> **RAW DATA**
+---+
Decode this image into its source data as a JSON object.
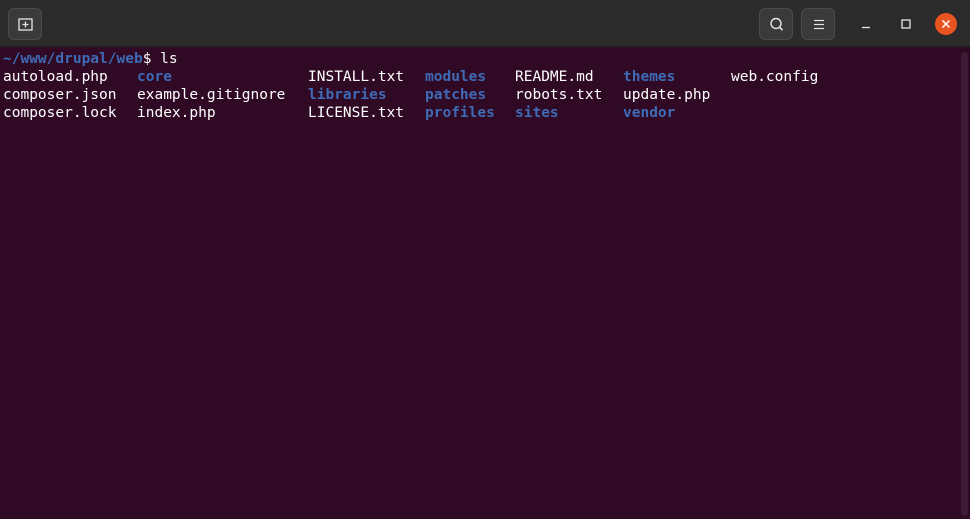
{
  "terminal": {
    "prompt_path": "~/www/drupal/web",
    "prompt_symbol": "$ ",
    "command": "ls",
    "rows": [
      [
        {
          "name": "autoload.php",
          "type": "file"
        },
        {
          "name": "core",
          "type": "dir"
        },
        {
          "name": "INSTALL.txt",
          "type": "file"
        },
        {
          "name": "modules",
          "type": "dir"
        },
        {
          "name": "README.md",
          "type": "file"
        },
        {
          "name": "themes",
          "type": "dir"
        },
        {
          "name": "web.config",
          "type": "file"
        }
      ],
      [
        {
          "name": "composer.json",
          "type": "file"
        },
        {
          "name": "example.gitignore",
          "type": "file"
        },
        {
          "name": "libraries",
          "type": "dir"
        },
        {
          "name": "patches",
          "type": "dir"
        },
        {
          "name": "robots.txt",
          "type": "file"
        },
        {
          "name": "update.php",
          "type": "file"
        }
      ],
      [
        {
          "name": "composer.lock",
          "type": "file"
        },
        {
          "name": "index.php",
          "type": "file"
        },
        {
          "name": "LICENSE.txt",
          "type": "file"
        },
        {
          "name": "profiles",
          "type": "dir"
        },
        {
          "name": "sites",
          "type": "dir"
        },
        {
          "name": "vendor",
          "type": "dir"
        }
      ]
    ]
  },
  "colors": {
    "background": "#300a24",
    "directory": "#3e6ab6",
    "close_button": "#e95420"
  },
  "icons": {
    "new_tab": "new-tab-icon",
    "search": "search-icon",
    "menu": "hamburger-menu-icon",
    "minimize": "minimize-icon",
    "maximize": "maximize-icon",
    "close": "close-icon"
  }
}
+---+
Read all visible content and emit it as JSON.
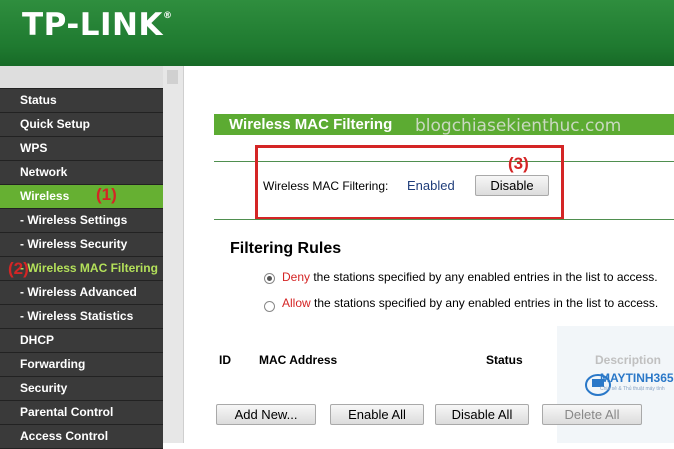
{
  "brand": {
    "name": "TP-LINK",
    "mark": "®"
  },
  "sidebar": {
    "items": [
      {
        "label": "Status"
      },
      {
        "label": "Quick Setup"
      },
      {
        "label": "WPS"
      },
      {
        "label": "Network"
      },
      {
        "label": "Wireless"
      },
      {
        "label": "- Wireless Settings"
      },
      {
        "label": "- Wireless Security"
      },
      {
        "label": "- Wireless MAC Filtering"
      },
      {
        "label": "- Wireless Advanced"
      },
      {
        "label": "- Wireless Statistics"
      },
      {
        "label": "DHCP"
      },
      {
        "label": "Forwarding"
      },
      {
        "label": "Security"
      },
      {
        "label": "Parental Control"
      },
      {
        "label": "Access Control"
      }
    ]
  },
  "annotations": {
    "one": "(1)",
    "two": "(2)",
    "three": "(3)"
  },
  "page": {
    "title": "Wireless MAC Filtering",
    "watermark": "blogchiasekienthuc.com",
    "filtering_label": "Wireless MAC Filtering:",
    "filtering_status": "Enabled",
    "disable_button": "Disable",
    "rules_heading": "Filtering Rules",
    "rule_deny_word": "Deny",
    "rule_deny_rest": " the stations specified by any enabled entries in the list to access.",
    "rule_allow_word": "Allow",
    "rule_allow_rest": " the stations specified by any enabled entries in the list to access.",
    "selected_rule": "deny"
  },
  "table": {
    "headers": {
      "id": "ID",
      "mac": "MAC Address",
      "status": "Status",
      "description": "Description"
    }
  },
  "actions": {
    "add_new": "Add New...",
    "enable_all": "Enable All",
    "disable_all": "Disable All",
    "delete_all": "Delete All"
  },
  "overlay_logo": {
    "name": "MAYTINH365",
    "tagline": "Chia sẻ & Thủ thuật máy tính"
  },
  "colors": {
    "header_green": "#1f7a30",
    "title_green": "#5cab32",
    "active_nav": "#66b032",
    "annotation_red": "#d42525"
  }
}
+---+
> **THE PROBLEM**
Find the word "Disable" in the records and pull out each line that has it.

> **EXERCISE SOLUTION**
    "disable_button": "Disable",
    "disable_all": "Disable All",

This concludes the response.